In an important development, the Special NIA Court has granted bail to Joe Daniel, who is an accused in Sukesh Chandrashekhar’s 200 Crore extortion case. The bail is however, subject to certain restrictions, where Joe is restricted to leave the country without seeking prior permission, among other things.

It was the case of the Prosecution that Jewellery worth Rs. 4.45 Lakhs was purchased from the proceeds of crime. “Taking such evidence of invoice/receipt of purchasing the gold articles, on the face of it does not in itself established that such jewellery was purchased from the proceeds of crime. Moreover, purchase of jewellery of Rs 4.45 Lakhs is possible for any person having limited resources”, ASJ Shailender Malik, Special Judge (NIA) remarked.

In the pertinent matter as per the prosecution’s story, it was alleged that the applicant/accused used to facilitate in disposal of the alleged crime proceeds sent by accused Sukesh Chandrashekhar while he was in judicial custody. Further, it was claimed that the applicant used to collect crime proceeds from hawala channels on the instructions of Leena Paulose and B. Mohanraj.

As per the submissions of the counsel for the applicant Adv. Anant Singh Malik, the applicant was only an employee in the house of accused Lena Paulose and without any cogent evidence had been falsely implicated in the matter. It was further stated that the accused used to carry out maintenance work at her house at Chennai for 10 months, pursuant to which he had no connection with Leena Paulose and her husband.

On the basis of the same factual matrix, it was impossible for the applicant to indulge into any crime syndicate with any of the co-accused, the applicant further submitted.

While according to the Prosecution’s submissions:

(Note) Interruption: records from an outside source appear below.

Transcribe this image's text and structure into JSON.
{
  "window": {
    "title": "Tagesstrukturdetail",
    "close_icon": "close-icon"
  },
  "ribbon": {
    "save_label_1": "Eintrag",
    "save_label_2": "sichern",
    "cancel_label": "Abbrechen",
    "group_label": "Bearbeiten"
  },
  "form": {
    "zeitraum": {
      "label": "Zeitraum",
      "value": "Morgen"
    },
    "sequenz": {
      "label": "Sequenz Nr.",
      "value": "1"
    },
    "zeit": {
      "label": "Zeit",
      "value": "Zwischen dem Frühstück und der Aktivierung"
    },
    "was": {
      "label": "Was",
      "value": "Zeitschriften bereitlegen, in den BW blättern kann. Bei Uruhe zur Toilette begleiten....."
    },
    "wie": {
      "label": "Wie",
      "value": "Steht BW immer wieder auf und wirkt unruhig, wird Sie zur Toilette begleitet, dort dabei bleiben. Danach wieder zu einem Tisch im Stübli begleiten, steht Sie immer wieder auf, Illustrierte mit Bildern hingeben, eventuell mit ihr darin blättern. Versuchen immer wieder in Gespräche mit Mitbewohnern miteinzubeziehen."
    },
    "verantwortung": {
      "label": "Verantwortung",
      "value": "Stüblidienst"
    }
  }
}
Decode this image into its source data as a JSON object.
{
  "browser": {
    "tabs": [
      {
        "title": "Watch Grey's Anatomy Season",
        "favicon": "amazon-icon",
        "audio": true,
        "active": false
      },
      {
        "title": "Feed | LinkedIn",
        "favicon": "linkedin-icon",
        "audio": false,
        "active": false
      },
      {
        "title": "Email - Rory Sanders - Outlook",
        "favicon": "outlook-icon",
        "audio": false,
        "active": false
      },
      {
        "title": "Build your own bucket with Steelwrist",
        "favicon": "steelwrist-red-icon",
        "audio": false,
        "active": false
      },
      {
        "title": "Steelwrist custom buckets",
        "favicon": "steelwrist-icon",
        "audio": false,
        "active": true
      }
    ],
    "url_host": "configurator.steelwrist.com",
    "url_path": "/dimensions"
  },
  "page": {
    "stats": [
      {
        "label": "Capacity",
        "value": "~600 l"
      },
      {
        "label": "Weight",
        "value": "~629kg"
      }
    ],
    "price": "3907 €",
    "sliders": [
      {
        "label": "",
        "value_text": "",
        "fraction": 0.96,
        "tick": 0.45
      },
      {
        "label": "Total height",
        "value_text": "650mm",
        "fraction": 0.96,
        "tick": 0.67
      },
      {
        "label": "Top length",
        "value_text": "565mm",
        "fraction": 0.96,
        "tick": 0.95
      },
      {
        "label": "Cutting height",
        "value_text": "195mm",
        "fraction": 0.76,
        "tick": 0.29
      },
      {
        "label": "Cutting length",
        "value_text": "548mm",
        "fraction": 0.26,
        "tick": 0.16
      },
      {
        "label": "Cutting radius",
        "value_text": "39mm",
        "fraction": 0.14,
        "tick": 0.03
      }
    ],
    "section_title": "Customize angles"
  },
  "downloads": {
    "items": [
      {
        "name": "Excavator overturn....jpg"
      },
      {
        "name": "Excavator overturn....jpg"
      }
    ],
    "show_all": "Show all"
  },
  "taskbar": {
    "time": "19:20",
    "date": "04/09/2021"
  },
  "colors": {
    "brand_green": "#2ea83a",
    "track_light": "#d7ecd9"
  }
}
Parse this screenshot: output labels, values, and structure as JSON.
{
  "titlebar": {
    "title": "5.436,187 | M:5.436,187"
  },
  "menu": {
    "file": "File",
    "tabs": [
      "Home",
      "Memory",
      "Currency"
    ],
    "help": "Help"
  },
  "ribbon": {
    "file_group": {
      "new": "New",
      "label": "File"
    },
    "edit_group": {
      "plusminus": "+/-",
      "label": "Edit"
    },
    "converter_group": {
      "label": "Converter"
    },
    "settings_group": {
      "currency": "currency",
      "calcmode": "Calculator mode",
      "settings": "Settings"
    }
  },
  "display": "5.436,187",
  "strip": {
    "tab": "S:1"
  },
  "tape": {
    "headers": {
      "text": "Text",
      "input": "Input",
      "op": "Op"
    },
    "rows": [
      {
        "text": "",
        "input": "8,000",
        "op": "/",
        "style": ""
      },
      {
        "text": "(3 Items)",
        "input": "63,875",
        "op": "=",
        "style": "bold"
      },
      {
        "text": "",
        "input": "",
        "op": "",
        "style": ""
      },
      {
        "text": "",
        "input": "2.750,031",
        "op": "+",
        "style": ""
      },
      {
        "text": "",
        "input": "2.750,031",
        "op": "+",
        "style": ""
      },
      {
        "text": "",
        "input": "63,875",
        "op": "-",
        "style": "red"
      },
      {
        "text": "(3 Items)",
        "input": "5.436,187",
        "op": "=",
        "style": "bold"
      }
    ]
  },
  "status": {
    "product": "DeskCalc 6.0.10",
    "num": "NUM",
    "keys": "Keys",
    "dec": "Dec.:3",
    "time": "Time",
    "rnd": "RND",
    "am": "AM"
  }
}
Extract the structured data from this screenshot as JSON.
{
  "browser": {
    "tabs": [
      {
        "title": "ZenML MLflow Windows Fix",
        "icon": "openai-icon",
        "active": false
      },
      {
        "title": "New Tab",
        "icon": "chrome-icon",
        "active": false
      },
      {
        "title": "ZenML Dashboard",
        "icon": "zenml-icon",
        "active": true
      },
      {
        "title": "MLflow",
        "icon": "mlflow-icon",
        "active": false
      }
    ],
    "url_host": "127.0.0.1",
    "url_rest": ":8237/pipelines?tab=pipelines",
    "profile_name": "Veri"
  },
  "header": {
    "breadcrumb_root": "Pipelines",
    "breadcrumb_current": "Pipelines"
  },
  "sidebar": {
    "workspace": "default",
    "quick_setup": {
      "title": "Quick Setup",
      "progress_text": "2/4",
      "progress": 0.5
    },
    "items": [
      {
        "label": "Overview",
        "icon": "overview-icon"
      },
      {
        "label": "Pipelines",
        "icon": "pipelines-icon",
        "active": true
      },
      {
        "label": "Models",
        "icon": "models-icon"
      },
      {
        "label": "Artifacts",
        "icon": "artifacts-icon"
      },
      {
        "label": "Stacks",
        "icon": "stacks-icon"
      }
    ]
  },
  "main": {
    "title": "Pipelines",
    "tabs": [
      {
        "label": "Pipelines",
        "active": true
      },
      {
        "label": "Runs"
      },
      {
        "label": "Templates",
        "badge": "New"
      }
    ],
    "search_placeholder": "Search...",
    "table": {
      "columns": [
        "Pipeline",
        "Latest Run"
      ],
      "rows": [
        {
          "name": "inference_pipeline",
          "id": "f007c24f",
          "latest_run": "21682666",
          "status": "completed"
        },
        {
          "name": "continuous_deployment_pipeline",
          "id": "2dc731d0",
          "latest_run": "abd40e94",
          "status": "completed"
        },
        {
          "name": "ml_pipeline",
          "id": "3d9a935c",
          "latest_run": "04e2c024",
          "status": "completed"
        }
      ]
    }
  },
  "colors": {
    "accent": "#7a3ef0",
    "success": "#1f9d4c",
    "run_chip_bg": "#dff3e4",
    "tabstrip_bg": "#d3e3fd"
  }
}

1. There were confessional statements of Sukesh Chandrashekhar and B. Moharanraj confessing to the applicant’s involvement.

However, on that submission, the Special NIA Court stated, “This Court would refrain from making much observation on the merits of the case. It is however, would be sufficient to state that the above mentioned confessional statements of two accsued persons were retracted by them”.

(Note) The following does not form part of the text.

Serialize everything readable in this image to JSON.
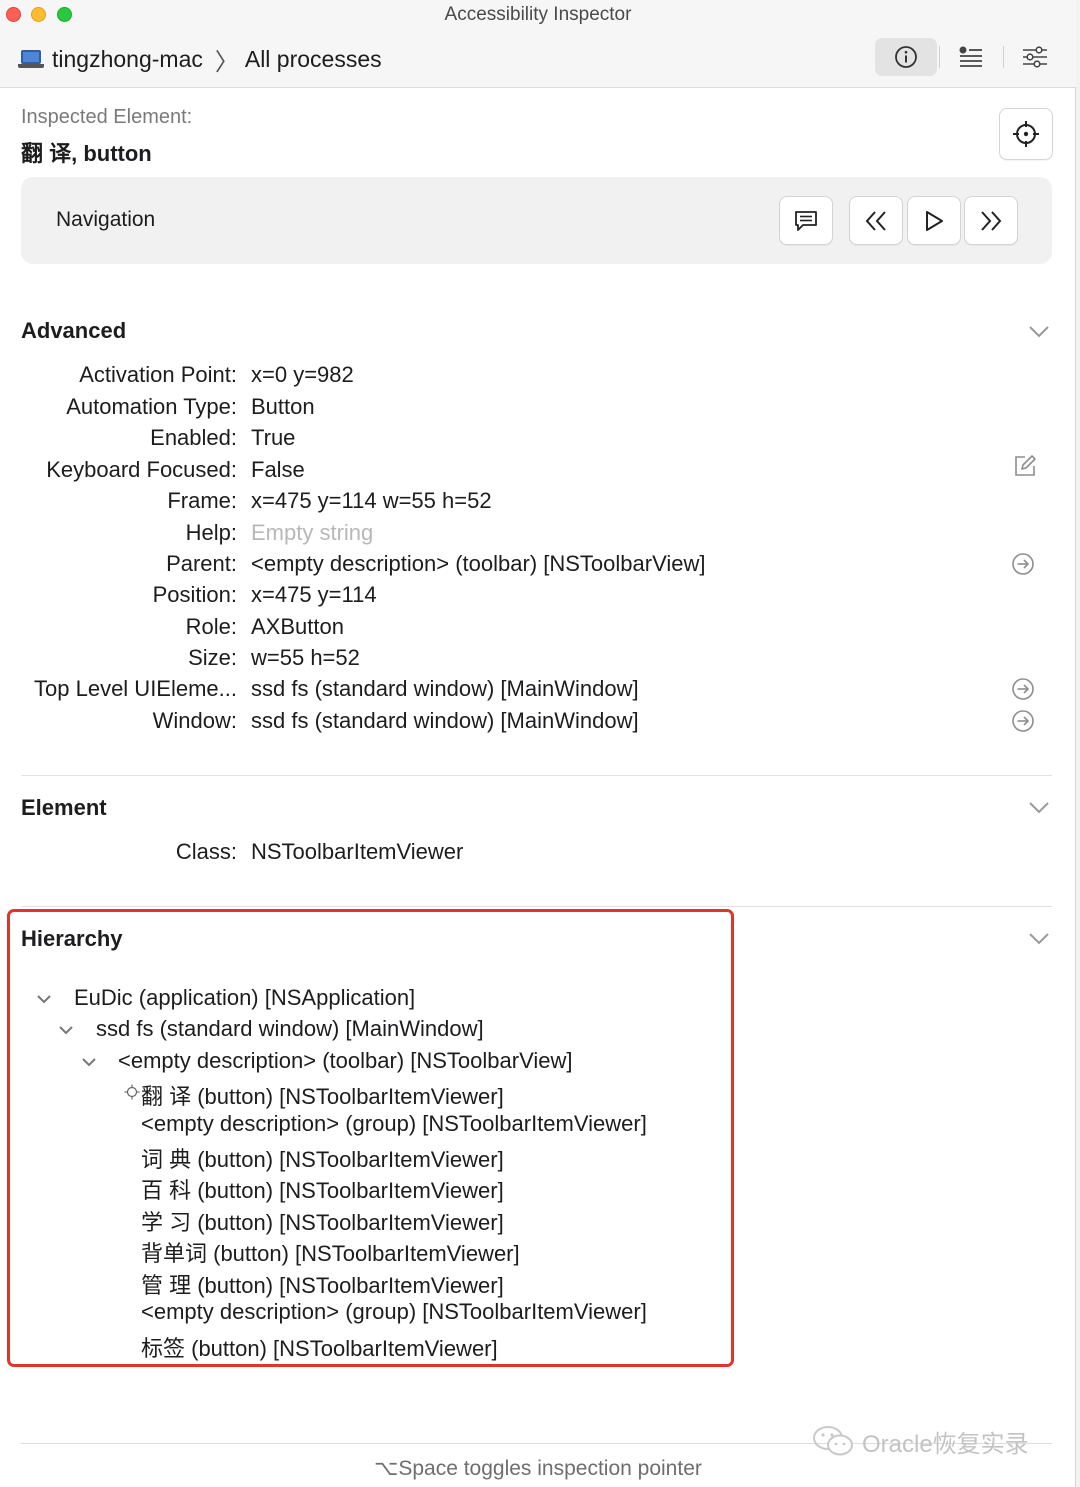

2. As per the statement recorded of witness Noufal, u/s 161 CrpC, accsued Arun Muthu, B. Mohanraj, Kmalesh Kothari used to visit the house of Sukesh Chandrashekhar and Leena Paulose and the applicant was residing permanently.

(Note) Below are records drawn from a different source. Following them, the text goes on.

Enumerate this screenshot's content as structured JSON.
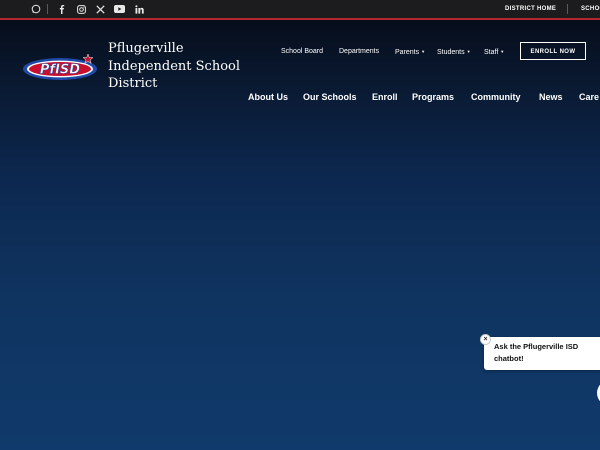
{
  "topbar": {
    "social_icons": [
      "whatsapp-icon",
      "facebook-icon",
      "instagram-icon",
      "x-twitter-icon",
      "youtube-icon",
      "linkedin-icon"
    ],
    "district_home": "DISTRICT HOME",
    "schools": "SCHOO"
  },
  "header": {
    "logo_text": "PfISD",
    "site_title": "Pflugerville Independent School District",
    "secondary_nav": [
      {
        "label": "School Board",
        "has_dropdown": false
      },
      {
        "label": "Departments",
        "has_dropdown": false
      },
      {
        "label": "Parents",
        "has_dropdown": true
      },
      {
        "label": "Students",
        "has_dropdown": true
      },
      {
        "label": "Staff",
        "has_dropdown": true
      }
    ],
    "enroll_button": "ENROLL NOW",
    "main_nav": [
      "About Us",
      "Our Schools",
      "Enroll",
      "Programs",
      "Community",
      "News",
      "Care"
    ]
  },
  "chatbot": {
    "message": "Ask the Pflugerville ISD chatbot!",
    "close": "×"
  },
  "colors": {
    "topbar_bg": "#1c1c1e",
    "accent_red": "#b3262f",
    "hero_blue": "#0f3460",
    "logo_red": "#c8102e",
    "logo_blue": "#1f4aa8"
  }
}
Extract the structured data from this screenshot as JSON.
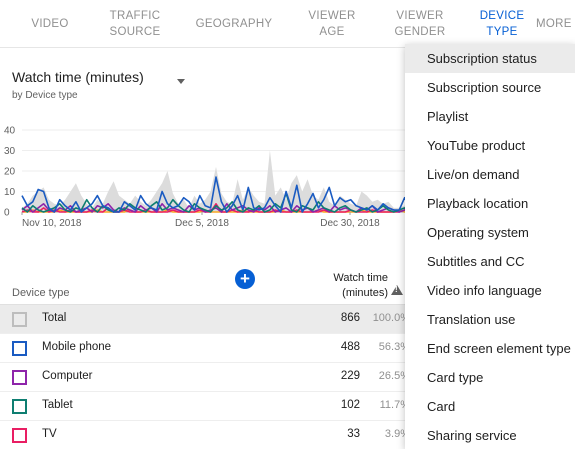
{
  "tabs": [
    {
      "label_lines": [
        "VIDEO"
      ],
      "active": false
    },
    {
      "label_lines": [
        "TRAFFIC",
        "SOURCE"
      ],
      "active": false
    },
    {
      "label_lines": [
        "GEOGRAPHY"
      ],
      "active": false
    },
    {
      "label_lines": [
        "VIEWER",
        "AGE"
      ],
      "active": false
    },
    {
      "label_lines": [
        "VIEWER",
        "GENDER"
      ],
      "active": false
    },
    {
      "label_lines": [
        "DEVICE",
        "TYPE"
      ],
      "active": true
    },
    {
      "label_lines": [
        "MORE"
      ],
      "active": false
    }
  ],
  "metric": {
    "title": "Watch time (minutes)",
    "subtitle": "by Device type"
  },
  "chart_data": {
    "type": "line",
    "yticks": [
      0,
      10,
      20,
      30,
      40
    ],
    "ylim": [
      0,
      40
    ],
    "xticks": [
      "Nov 10, 2018",
      "Dec 5, 2018",
      "Dec 30, 2018"
    ],
    "total_area": [
      2,
      4,
      8,
      10,
      12,
      6,
      4,
      3,
      6,
      10,
      14,
      8,
      4,
      2,
      6,
      4,
      10,
      15,
      8,
      6,
      4,
      8,
      5,
      3,
      6,
      10,
      14,
      20,
      9,
      4,
      6,
      2,
      8,
      4,
      6,
      10,
      22,
      9,
      5,
      4,
      16,
      6,
      12,
      8,
      5,
      4,
      30,
      8,
      12,
      6,
      14,
      18,
      10,
      16,
      8,
      6,
      12,
      5,
      3,
      8,
      6,
      4,
      3,
      10,
      8,
      5,
      6,
      4,
      5,
      2,
      2,
      3,
      9
    ],
    "series": [
      {
        "color": "#1a5bc2",
        "values": [
          8,
          3,
          5,
          11,
          10,
          2,
          0,
          6,
          3,
          1,
          5,
          0,
          2,
          4,
          8,
          3,
          2,
          0,
          0,
          5,
          3,
          1,
          8,
          4,
          2,
          1,
          10,
          4,
          2,
          3,
          7,
          5,
          1,
          8,
          3,
          2,
          17,
          5,
          0,
          3,
          8,
          1,
          12,
          2,
          1,
          2,
          7,
          3,
          0,
          10,
          2,
          13,
          0,
          4,
          9,
          2,
          6,
          12,
          3,
          7,
          5,
          6,
          3,
          2,
          1,
          3,
          1,
          4,
          2,
          1,
          1,
          7,
          2
        ]
      },
      {
        "color": "#0e7e71",
        "values": [
          2,
          0,
          3,
          1,
          0,
          1,
          2,
          4,
          1,
          0,
          2,
          1,
          6,
          2,
          0,
          3,
          1,
          0,
          2,
          1,
          4,
          2,
          1,
          0,
          3,
          5,
          1,
          2,
          6,
          3,
          1,
          0,
          4,
          2,
          1,
          0,
          3,
          1,
          2,
          5,
          1,
          0,
          2,
          1,
          3,
          0,
          1,
          4,
          2,
          9,
          1,
          0,
          3,
          2,
          1,
          5,
          2,
          1,
          0,
          2,
          3,
          1,
          0,
          1,
          2,
          0,
          1,
          3,
          1,
          0,
          1,
          2,
          0
        ]
      },
      {
        "color": "#8e24aa",
        "values": [
          1,
          3,
          0,
          2,
          4,
          1,
          0,
          2,
          1,
          3,
          0,
          1,
          2,
          0,
          3,
          2,
          4,
          1,
          0,
          2,
          1,
          0,
          3,
          1,
          2,
          0,
          4,
          1,
          2,
          1,
          0,
          3,
          1,
          2,
          0,
          1,
          2,
          0,
          4,
          1,
          2,
          3,
          1,
          0,
          2,
          1,
          3,
          0,
          1,
          2,
          0,
          3,
          1,
          2,
          0,
          1,
          2,
          0,
          3,
          1,
          2,
          1,
          0,
          2,
          1,
          3,
          0,
          1,
          2,
          1,
          0,
          1,
          2
        ]
      },
      {
        "color": "#e91e63",
        "values": [
          0,
          1,
          0,
          0,
          2,
          0,
          1,
          0,
          0,
          1,
          0,
          0,
          0,
          1,
          0,
          0,
          2,
          0,
          0,
          1,
          0,
          0,
          0,
          1,
          0,
          0,
          0,
          0,
          1,
          0,
          0,
          0,
          0,
          1,
          0,
          0,
          4,
          0,
          0,
          1,
          0,
          0,
          0,
          1,
          0,
          0,
          0,
          1,
          0,
          0,
          0,
          1,
          0,
          0,
          0,
          0,
          1,
          0,
          0,
          0,
          0,
          1,
          0,
          0,
          0,
          1,
          0,
          0,
          0,
          0,
          0,
          1,
          0
        ]
      },
      {
        "color": "#f9a825",
        "values": [
          0,
          0,
          1,
          0,
          0,
          0,
          0,
          1,
          0,
          0,
          0,
          0,
          0,
          0,
          1,
          0,
          0,
          0,
          0,
          0,
          1,
          0,
          0,
          0,
          0,
          0,
          0,
          1,
          0,
          0,
          0,
          0,
          0,
          0,
          1,
          0,
          0,
          0,
          0,
          0,
          0,
          1,
          0,
          0,
          0,
          0,
          0,
          0,
          1,
          0,
          0,
          0,
          0,
          0,
          0,
          1,
          0,
          0,
          0,
          0,
          0,
          0,
          0,
          1,
          0,
          0,
          0,
          0,
          0,
          0,
          1,
          0,
          0
        ]
      }
    ]
  },
  "table": {
    "col_name": "Device type",
    "col_metric_line1": "Watch time",
    "col_metric_line2": "(minutes)",
    "rows": [
      {
        "label": "Total",
        "value": "866",
        "pct": "100.0%",
        "color": "#9e9e9e",
        "total": true
      },
      {
        "label": "Mobile phone",
        "value": "488",
        "pct": "56.3%",
        "color": "#1a5bc2",
        "total": false
      },
      {
        "label": "Computer",
        "value": "229",
        "pct": "26.5%",
        "color": "#8e24aa",
        "total": false
      },
      {
        "label": "Tablet",
        "value": "102",
        "pct": "11.7%",
        "color": "#0e7e71",
        "total": false
      },
      {
        "label": "TV",
        "value": "33",
        "pct": "3.9%",
        "color": "#e91e63",
        "total": false
      }
    ]
  },
  "menu": {
    "items": [
      "Subscription status",
      "Subscription source",
      "Playlist",
      "YouTube product",
      "Live/on demand",
      "Playback location",
      "Operating system",
      "Subtitles and CC",
      "Video info language",
      "Translation use",
      "End screen element type",
      "Card type",
      "Card",
      "Sharing service"
    ],
    "highlighted_index": 0
  },
  "colors": {
    "accent": "#065fd4",
    "area": "#dcdcdc"
  }
}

On the second submission the Court was of the opinion that the fact in itself did not incriminate anything against the Joe specifically when admittedly he was an employee in the house of Ms Leena. "It is to be noted that there must be direct evidence, rather than an evidence from which some inference can be drawn or assumption can be taken this way or that way”, court said.

3. Pressed charges under Section 17(2) of the Maharashtra Control of Organised Crime Act, 1999, which gives power to the Court to presume that a property/pecuniary resources have been acquired through illegal activities, if a person is not able to give a satisfactorily account of property.

On the third submission, the Court stated, “If presumption under the above said provision is permitted to be taken even at the initial stages like bail application, then very purpose of taking evidence in the mattes of MCOC Act, 1999 would be useless”.

However, the Court also stated that the expressions given for disposal of the present bail matter shall not have any effect on the merits of the matter.

Case Title: State vs Sukesh Chandrashekhar and Ors.